At the risk of adding salt to a wound, I must confess that when the heat waves are sweeping the U.S., we have enjoyed positively beautiful weather here. Every day here is like springtime. December, January, and February were hot. But they weren't even Arkansas-hot. It was dry, and the red dust billowed alongside the matatus (muh-TAH-toos: 15-passenger taxis), while fine rust-colored powder coated furniture and floors and children. But the temps hung only in the upper eighties and low nineties. And aside from those months, aaaaah. Mid-seventies and low eighties. The rainy season began in March and this year, hasn't completely ended; it's supposed to start again next month. Though I've heard November is wet, right now, there are no typhoons of rain like I expected; just peaceful rains. I really like this country.
But it's also weird to have this blissfully cool July, with kids wrapped in blankets at the breakfast table, feel so much like March did. In this nearly seasonless climate, there's also little fanfare for holidays. Because we're an international office, we don't have days off for American holidays, though Ugandans do get Ugandan holidays off. (In all fairness, we take a few weeks off at Christmas, and schedules are flexible!)
The Ugandan school year is entirely different from the U.S. school year, and the homeschooling families are often marching to the beat of their own furlough-driven drums, or schooling a little through the summer. So there are no aisles lined with dirt-cheap pencils and kid-safe scissors right now. Mzungus notice the Ugandan school year most when school fees are due, and nationals get desperate for work. Or bribes. One friend of mine noticed that on a trip before school fees were due, he was stopped by police officers at least every hour on his trip; on the way home, after the payment date, he wasn't stopped once. Coincidentally, I haven't thought of marking the seasons with bribes before.

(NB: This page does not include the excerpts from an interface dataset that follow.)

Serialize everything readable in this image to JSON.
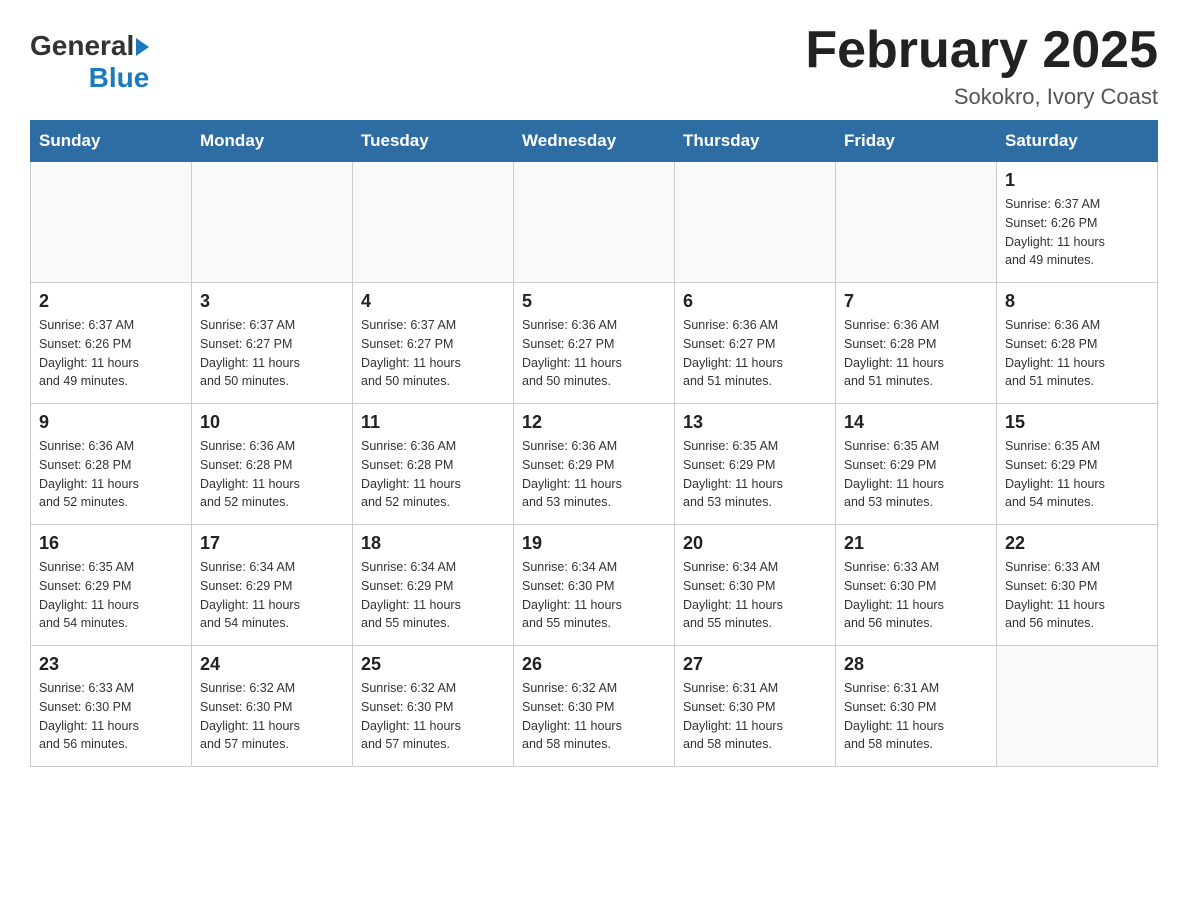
{
  "logo": {
    "text_general": "General",
    "text_blue": "Blue",
    "line2": "Blue"
  },
  "title": "February 2025",
  "subtitle": "Sokokro, Ivory Coast",
  "days_of_week": [
    "Sunday",
    "Monday",
    "Tuesday",
    "Wednesday",
    "Thursday",
    "Friday",
    "Saturday"
  ],
  "weeks": [
    [
      {
        "day": "",
        "info": ""
      },
      {
        "day": "",
        "info": ""
      },
      {
        "day": "",
        "info": ""
      },
      {
        "day": "",
        "info": ""
      },
      {
        "day": "",
        "info": ""
      },
      {
        "day": "",
        "info": ""
      },
      {
        "day": "1",
        "info": "Sunrise: 6:37 AM\nSunset: 6:26 PM\nDaylight: 11 hours\nand 49 minutes."
      }
    ],
    [
      {
        "day": "2",
        "info": "Sunrise: 6:37 AM\nSunset: 6:26 PM\nDaylight: 11 hours\nand 49 minutes."
      },
      {
        "day": "3",
        "info": "Sunrise: 6:37 AM\nSunset: 6:27 PM\nDaylight: 11 hours\nand 50 minutes."
      },
      {
        "day": "4",
        "info": "Sunrise: 6:37 AM\nSunset: 6:27 PM\nDaylight: 11 hours\nand 50 minutes."
      },
      {
        "day": "5",
        "info": "Sunrise: 6:36 AM\nSunset: 6:27 PM\nDaylight: 11 hours\nand 50 minutes."
      },
      {
        "day": "6",
        "info": "Sunrise: 6:36 AM\nSunset: 6:27 PM\nDaylight: 11 hours\nand 51 minutes."
      },
      {
        "day": "7",
        "info": "Sunrise: 6:36 AM\nSunset: 6:28 PM\nDaylight: 11 hours\nand 51 minutes."
      },
      {
        "day": "8",
        "info": "Sunrise: 6:36 AM\nSunset: 6:28 PM\nDaylight: 11 hours\nand 51 minutes."
      }
    ],
    [
      {
        "day": "9",
        "info": "Sunrise: 6:36 AM\nSunset: 6:28 PM\nDaylight: 11 hours\nand 52 minutes."
      },
      {
        "day": "10",
        "info": "Sunrise: 6:36 AM\nSunset: 6:28 PM\nDaylight: 11 hours\nand 52 minutes."
      },
      {
        "day": "11",
        "info": "Sunrise: 6:36 AM\nSunset: 6:28 PM\nDaylight: 11 hours\nand 52 minutes."
      },
      {
        "day": "12",
        "info": "Sunrise: 6:36 AM\nSunset: 6:29 PM\nDaylight: 11 hours\nand 53 minutes."
      },
      {
        "day": "13",
        "info": "Sunrise: 6:35 AM\nSunset: 6:29 PM\nDaylight: 11 hours\nand 53 minutes."
      },
      {
        "day": "14",
        "info": "Sunrise: 6:35 AM\nSunset: 6:29 PM\nDaylight: 11 hours\nand 53 minutes."
      },
      {
        "day": "15",
        "info": "Sunrise: 6:35 AM\nSunset: 6:29 PM\nDaylight: 11 hours\nand 54 minutes."
      }
    ],
    [
      {
        "day": "16",
        "info": "Sunrise: 6:35 AM\nSunset: 6:29 PM\nDaylight: 11 hours\nand 54 minutes."
      },
      {
        "day": "17",
        "info": "Sunrise: 6:34 AM\nSunset: 6:29 PM\nDaylight: 11 hours\nand 54 minutes."
      },
      {
        "day": "18",
        "info": "Sunrise: 6:34 AM\nSunset: 6:29 PM\nDaylight: 11 hours\nand 55 minutes."
      },
      {
        "day": "19",
        "info": "Sunrise: 6:34 AM\nSunset: 6:30 PM\nDaylight: 11 hours\nand 55 minutes."
      },
      {
        "day": "20",
        "info": "Sunrise: 6:34 AM\nSunset: 6:30 PM\nDaylight: 11 hours\nand 55 minutes."
      },
      {
        "day": "21",
        "info": "Sunrise: 6:33 AM\nSunset: 6:30 PM\nDaylight: 11 hours\nand 56 minutes."
      },
      {
        "day": "22",
        "info": "Sunrise: 6:33 AM\nSunset: 6:30 PM\nDaylight: 11 hours\nand 56 minutes."
      }
    ],
    [
      {
        "day": "23",
        "info": "Sunrise: 6:33 AM\nSunset: 6:30 PM\nDaylight: 11 hours\nand 56 minutes."
      },
      {
        "day": "24",
        "info": "Sunrise: 6:32 AM\nSunset: 6:30 PM\nDaylight: 11 hours\nand 57 minutes."
      },
      {
        "day": "25",
        "info": "Sunrise: 6:32 AM\nSunset: 6:30 PM\nDaylight: 11 hours\nand 57 minutes."
      },
      {
        "day": "26",
        "info": "Sunrise: 6:32 AM\nSunset: 6:30 PM\nDaylight: 11 hours\nand 58 minutes."
      },
      {
        "day": "27",
        "info": "Sunrise: 6:31 AM\nSunset: 6:30 PM\nDaylight: 11 hours\nand 58 minutes."
      },
      {
        "day": "28",
        "info": "Sunrise: 6:31 AM\nSunset: 6:30 PM\nDaylight: 11 hours\nand 58 minutes."
      },
      {
        "day": "",
        "info": ""
      }
    ]
  ]
}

In October, the month of that first snap of fall--also known to my husband as chili and sweatshirt season, when he rubs his hands together in sheer delight--may strike us with a big wave of homesickness. Only the calendar, Facebook, and some American headlines remind us what "should" be happening about now. Christmas will find us in tank tops singing songs about dashing through the snow. Kind of a weird time warp--but there are, of course, worse things.